Baku, May 22, AZERTAC
Harvard may have topped this year’s list of the best universities worldwide by reputation, but UK institutions Cambridge and Oxford have come in at second and third place, in a growing trend seeing UK institutions rising up the world rankings in recent years.
The new international rankings from Times Higher Education sees Cambridge and Oxford performing strongly ahead of prestigious American universities such as the Massachusetts Institute of Technology (MIT), Stanford, Berkeley, Princeton, Yale and Columbia.
The latest rankings by reputation sees 12 universities listed this year, up from 10 last year and nine in 2013.
Both Cambridge and Oxford have moved up by at least one place, cementing their place in an elite group of six “super brands” for a fifth year in a row, according to the authors, which they claim are a “head and shoulders above the rest”.

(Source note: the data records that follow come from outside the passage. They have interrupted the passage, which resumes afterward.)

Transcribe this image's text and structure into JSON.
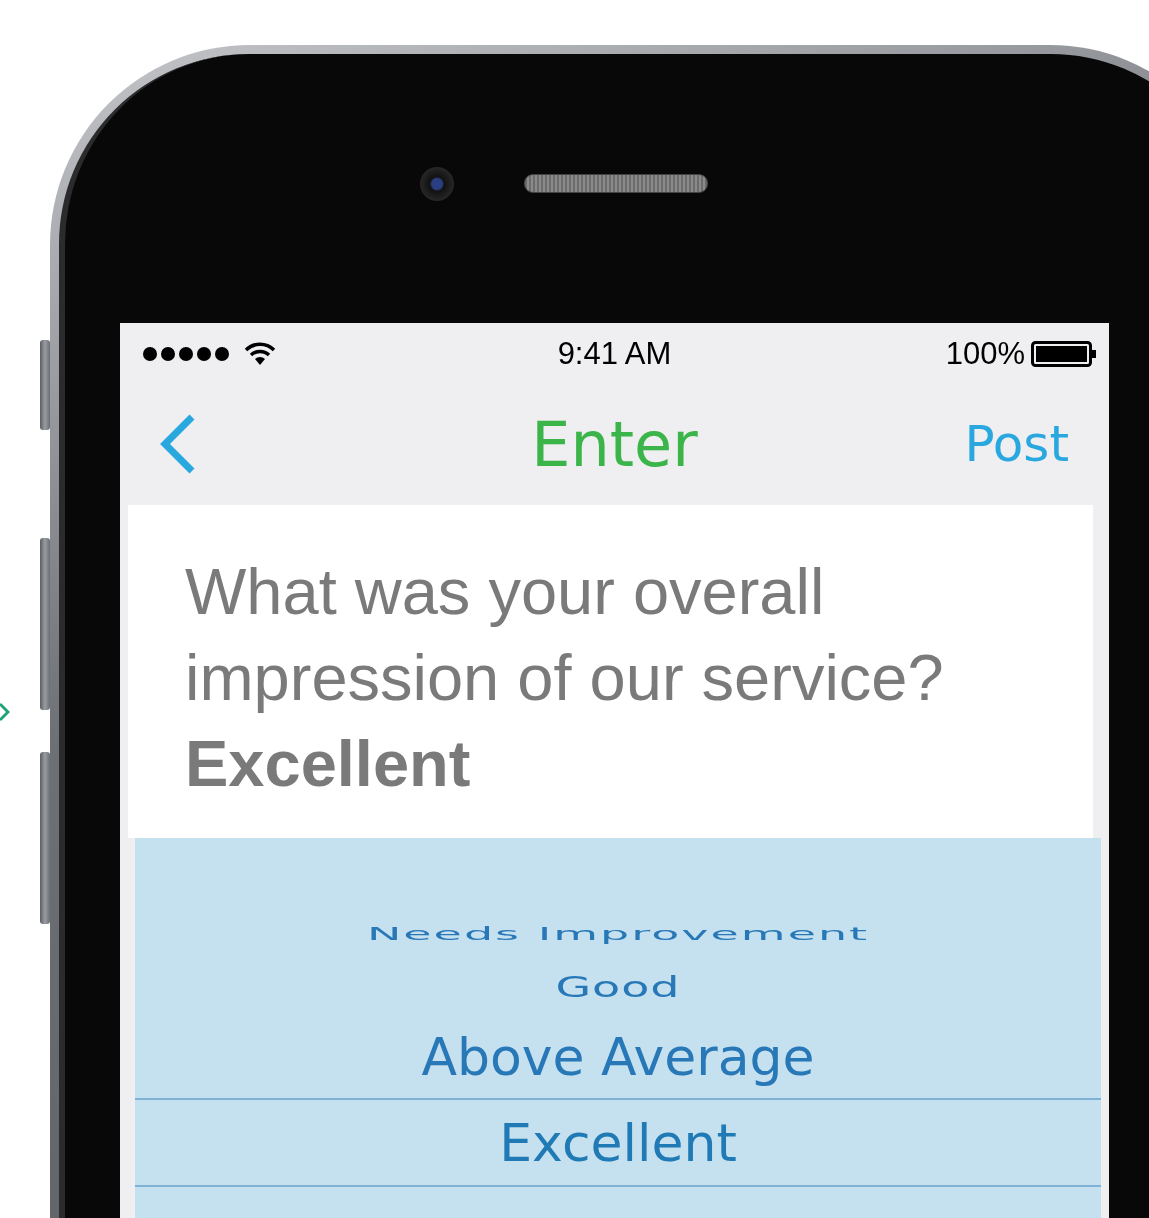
{
  "status_bar": {
    "time": "9:41 AM",
    "battery": "100%"
  },
  "nav_bar": {
    "title": "Enter",
    "action": "Post"
  },
  "question": {
    "text": "What was your overall impression of our service?",
    "answer": "Excellent"
  },
  "picker": {
    "items": [
      {
        "label": "Needs Improvement",
        "selected": false
      },
      {
        "label": "Good",
        "selected": false
      },
      {
        "label": "Above Average",
        "selected": false
      },
      {
        "label": "Excellent",
        "selected": true
      }
    ]
  }
}
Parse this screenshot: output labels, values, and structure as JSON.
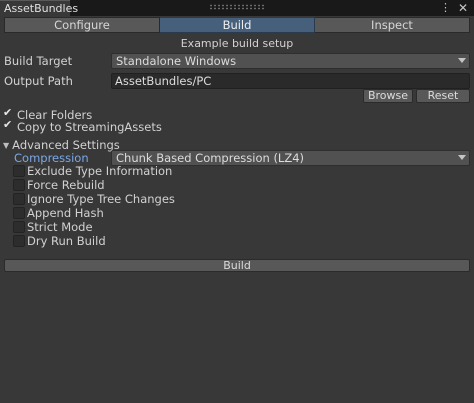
{
  "window": {
    "tab_title": "AssetBundles",
    "menu_glyph": "⋮",
    "close_glyph": "✕"
  },
  "toolbar": {
    "tabs": [
      {
        "label": "Configure",
        "active": false
      },
      {
        "label": "Build",
        "active": true
      },
      {
        "label": "Inspect",
        "active": false
      }
    ]
  },
  "subtitle": "Example build setup",
  "build_target": {
    "label": "Build Target",
    "value": "Standalone Windows"
  },
  "output_path": {
    "label": "Output Path",
    "value": "AssetBundles/PC",
    "browse": "Browse",
    "reset": "Reset"
  },
  "options": {
    "clear_folders": {
      "label": "Clear Folders",
      "checked": true
    },
    "copy_streaming": {
      "label": "Copy to StreamingAssets",
      "checked": true
    }
  },
  "advanced": {
    "label": "Advanced Settings",
    "compression": {
      "label": "Compression",
      "value": "Chunk Based Compression (LZ4)"
    },
    "flags": [
      {
        "label": "Exclude Type Information",
        "checked": false
      },
      {
        "label": "Force Rebuild",
        "checked": false
      },
      {
        "label": "Ignore Type Tree Changes",
        "checked": false
      },
      {
        "label": "Append Hash",
        "checked": false
      },
      {
        "label": "Strict Mode",
        "checked": false
      },
      {
        "label": "Dry Run Build",
        "checked": false
      }
    ]
  },
  "build_button": "Build",
  "colors": {
    "background": "#383838",
    "accent_tab": "#46607c",
    "accent_label": "#7aa8e6",
    "field": "#2a2a2a"
  },
  "glyphs": {
    "tick": "✔",
    "foldout": "▼"
  }
}
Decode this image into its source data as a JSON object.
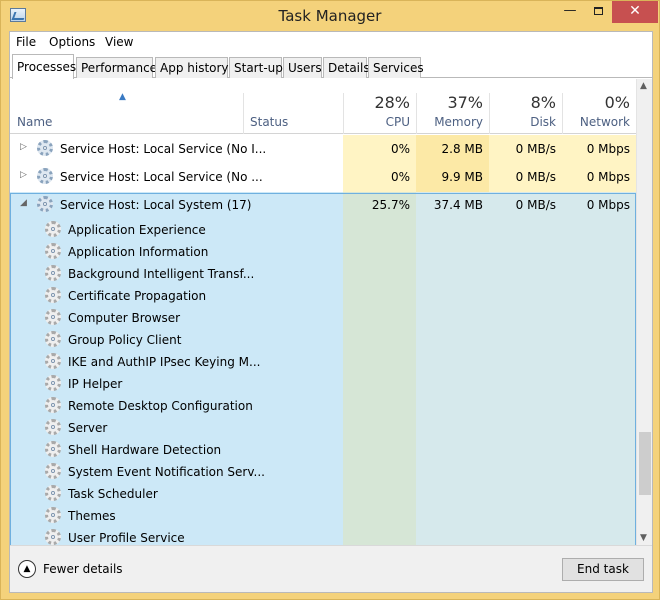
{
  "window": {
    "title": "Task Manager",
    "minimize_glyph": "—",
    "close_glyph": "✕"
  },
  "menu": {
    "file": "File",
    "options": "Options",
    "view": "View"
  },
  "tabs": [
    "Processes",
    "Performance",
    "App history",
    "Start-up",
    "Users",
    "Details",
    "Services"
  ],
  "columns": {
    "name": "Name",
    "status": "Status",
    "cpu": {
      "pct": "28%",
      "label": "CPU"
    },
    "memory": {
      "pct": "37%",
      "label": "Memory"
    },
    "disk": {
      "pct": "8%",
      "label": "Disk"
    },
    "network": {
      "pct": "0%",
      "label": "Network"
    }
  },
  "processes": [
    {
      "name": "Service Host: Local Service (No I...",
      "cpu": "0%",
      "memory": "2.8 MB",
      "disk": "0 MB/s",
      "network": "0 Mbps"
    },
    {
      "name": "Service Host: Local Service (No ...",
      "cpu": "0%",
      "memory": "9.9 MB",
      "disk": "0 MB/s",
      "network": "0 Mbps"
    },
    {
      "name": "Service Host: Local System (17)",
      "cpu": "25.7%",
      "memory": "37.4 MB",
      "disk": "0 MB/s",
      "network": "0 Mbps"
    }
  ],
  "services": [
    "Application Experience",
    "Application Information",
    "Background Intelligent Transf...",
    "Certificate Propagation",
    "Computer Browser",
    "Group Policy Client",
    "IKE and AuthIP IPsec Keying M...",
    "IP Helper",
    "Remote Desktop Configuration",
    "Server",
    "Shell Hardware Detection",
    "System Event Notification Serv...",
    "Task Scheduler",
    "Themes",
    "User Profile Service"
  ],
  "footer": {
    "fewer_details": "Fewer details",
    "end_task": "End task"
  },
  "colors": {
    "frame": "#f4d27b",
    "selection": "#cce8f7",
    "selection_border": "#6fb0df",
    "heat_light": "#fff4c4",
    "heat_cpu_group": "#d8e6d8",
    "accent": "#3a7ac3"
  }
}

There appears to be a “golden triangle” in the UK between Oxford, Cambridge and London appearing in the list, with other top ranking universities including Imperial College London and University College London appearing in the top 20, with the London School of Economics and Political Science ranking just outside in 22nd place.
While the position of these universities within the “global elite” is expected to help draw talent and investment from across the world, it “must be a concern” to the institutions outside of these regions that so many institutions are located within this golden triangle, Phil Baty, editor of the Times Higher Education Rankings said.
“Leeds and Sheffield universities both dropped out of the top 100 a few years ago, and there is no place for flagship universities of major cities including Birmingham and Liverpool.
“There is a risk that if resources for universities become even more scare after the election, whoever wins, the rich of the South East will keep getting richer at the expense of the rest of the country.
“Strong universities are central to thriving local economies, and it is important that the UK does not make the mistake of starving its regions of skills, science and innovation,” he added.